Discussion

  • rare, slow growing tumor arising from remnants of the notochord in axial skeleton of middle aged adults;
  • most occur in midline at base of skull and in the sacrococcygeal area (it is the most common primary bone tumor of the sacrum);
  • classically a slow growing lytic, anterior scaral (50%), or cervical lesion in 35%;
  • these tumors may present w/ intra-abdominal complaints & presacral mass;

Diff Dx

  • a midline mass in terminal end of sacrum may represent a chordoma;
  • lytic destructive lesion of sacrum may represent a GCT, but these usually involve younger pts and are eccentric in upper segments;
  • in females, always consider cervical cancer;

Treatment

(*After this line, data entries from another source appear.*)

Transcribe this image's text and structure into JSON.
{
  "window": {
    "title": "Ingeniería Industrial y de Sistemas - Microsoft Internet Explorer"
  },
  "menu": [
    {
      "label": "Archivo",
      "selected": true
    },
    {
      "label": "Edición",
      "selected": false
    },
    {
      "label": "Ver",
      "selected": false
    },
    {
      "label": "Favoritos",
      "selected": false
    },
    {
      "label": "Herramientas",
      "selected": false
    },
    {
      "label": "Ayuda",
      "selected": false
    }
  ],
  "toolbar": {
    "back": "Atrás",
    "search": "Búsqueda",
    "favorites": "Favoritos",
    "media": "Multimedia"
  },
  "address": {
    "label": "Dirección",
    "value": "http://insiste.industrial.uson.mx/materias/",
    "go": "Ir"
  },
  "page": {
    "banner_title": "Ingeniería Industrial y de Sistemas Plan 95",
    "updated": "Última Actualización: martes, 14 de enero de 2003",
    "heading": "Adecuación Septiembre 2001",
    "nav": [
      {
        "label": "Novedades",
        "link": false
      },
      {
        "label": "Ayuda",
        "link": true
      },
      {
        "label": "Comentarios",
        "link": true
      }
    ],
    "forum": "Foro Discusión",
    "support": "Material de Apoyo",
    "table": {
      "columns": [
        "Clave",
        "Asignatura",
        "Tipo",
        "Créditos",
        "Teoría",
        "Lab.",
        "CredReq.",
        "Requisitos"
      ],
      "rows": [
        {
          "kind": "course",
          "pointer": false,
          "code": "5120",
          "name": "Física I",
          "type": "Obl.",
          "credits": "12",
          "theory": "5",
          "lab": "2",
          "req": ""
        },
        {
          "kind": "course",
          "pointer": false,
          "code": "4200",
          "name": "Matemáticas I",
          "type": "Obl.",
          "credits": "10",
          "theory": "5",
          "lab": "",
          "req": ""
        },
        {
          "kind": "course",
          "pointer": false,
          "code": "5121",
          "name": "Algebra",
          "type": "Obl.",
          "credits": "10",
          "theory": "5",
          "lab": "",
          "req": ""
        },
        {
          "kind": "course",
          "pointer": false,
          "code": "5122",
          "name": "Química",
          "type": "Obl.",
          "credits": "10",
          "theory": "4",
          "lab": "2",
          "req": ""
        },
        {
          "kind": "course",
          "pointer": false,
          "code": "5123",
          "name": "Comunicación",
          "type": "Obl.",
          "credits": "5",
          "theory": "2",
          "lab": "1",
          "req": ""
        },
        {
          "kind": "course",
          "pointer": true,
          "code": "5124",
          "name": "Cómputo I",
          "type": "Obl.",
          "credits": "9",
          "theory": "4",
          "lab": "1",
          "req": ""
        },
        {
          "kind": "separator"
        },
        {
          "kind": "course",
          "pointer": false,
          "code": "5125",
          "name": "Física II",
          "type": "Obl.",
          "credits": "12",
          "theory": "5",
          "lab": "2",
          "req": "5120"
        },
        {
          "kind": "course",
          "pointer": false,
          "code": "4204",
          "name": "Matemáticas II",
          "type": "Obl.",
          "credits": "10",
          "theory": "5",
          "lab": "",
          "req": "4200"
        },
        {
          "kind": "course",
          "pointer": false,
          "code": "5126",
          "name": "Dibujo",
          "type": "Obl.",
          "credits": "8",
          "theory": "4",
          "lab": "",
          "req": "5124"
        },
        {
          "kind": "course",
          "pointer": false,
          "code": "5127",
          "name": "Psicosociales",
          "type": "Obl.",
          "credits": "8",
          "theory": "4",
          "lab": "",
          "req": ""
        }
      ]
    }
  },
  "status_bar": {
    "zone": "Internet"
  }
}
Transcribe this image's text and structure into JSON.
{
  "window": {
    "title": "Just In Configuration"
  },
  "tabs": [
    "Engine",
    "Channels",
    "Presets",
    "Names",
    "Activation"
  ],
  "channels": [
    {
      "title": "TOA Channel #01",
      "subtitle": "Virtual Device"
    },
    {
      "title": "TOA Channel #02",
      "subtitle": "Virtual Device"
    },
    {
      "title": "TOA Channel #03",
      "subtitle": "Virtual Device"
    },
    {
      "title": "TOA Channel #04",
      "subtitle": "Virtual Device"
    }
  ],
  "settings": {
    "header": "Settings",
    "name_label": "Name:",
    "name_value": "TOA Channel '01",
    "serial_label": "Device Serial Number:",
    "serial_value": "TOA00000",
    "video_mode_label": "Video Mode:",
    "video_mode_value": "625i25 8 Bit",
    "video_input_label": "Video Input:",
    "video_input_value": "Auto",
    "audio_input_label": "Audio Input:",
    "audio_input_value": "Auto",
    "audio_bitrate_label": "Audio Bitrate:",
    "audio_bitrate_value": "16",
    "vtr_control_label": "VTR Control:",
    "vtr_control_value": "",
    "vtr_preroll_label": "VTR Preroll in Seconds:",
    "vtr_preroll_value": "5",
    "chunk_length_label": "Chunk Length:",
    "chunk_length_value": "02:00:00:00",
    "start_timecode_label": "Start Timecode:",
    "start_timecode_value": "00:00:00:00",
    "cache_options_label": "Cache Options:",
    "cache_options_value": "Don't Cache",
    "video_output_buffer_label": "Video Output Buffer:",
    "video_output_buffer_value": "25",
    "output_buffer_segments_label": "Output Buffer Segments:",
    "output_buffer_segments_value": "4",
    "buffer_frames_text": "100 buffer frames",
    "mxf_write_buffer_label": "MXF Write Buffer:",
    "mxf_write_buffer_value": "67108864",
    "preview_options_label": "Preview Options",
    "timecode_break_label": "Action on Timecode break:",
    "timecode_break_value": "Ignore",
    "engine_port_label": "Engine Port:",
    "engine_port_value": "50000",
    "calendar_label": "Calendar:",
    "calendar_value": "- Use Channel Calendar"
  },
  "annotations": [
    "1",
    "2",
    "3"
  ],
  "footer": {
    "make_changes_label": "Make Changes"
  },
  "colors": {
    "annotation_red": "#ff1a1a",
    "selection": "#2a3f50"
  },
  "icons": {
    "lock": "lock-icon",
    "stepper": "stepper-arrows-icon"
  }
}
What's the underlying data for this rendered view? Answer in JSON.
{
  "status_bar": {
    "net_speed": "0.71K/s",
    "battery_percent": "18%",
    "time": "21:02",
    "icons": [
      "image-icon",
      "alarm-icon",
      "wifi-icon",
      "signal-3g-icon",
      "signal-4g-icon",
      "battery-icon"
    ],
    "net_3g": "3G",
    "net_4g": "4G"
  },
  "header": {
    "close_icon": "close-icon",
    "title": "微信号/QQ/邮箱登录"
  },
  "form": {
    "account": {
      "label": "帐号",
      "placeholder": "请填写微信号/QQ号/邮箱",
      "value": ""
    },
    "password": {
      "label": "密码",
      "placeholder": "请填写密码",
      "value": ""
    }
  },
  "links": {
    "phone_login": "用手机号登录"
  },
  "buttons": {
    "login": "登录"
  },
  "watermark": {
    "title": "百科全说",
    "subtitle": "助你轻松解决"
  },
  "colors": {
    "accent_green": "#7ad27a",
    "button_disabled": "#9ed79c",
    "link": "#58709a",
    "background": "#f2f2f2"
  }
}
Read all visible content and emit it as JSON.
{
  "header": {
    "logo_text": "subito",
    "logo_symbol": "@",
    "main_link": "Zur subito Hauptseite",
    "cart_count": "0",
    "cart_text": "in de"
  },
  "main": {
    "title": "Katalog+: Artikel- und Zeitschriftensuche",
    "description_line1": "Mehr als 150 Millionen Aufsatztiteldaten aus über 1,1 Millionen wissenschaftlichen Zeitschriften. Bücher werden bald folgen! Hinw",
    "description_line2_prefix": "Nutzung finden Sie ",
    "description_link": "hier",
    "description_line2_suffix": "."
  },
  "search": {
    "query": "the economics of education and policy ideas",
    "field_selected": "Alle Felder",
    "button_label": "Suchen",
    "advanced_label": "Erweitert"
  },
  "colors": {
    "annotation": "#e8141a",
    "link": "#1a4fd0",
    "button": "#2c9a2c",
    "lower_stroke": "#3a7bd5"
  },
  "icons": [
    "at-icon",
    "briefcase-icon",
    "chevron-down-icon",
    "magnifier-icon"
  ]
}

  • complete surgical resection is required (not radiosensitive)
  • surgical excision can include upto half of sacral roots (ie all roots on one side) and still maintain bowel and bladder function;
  • recurrence rate is high, but aggressive attempts at surgical excision are indicated;
  • while cure is rare, patients typically survive 10-15 yrs following dx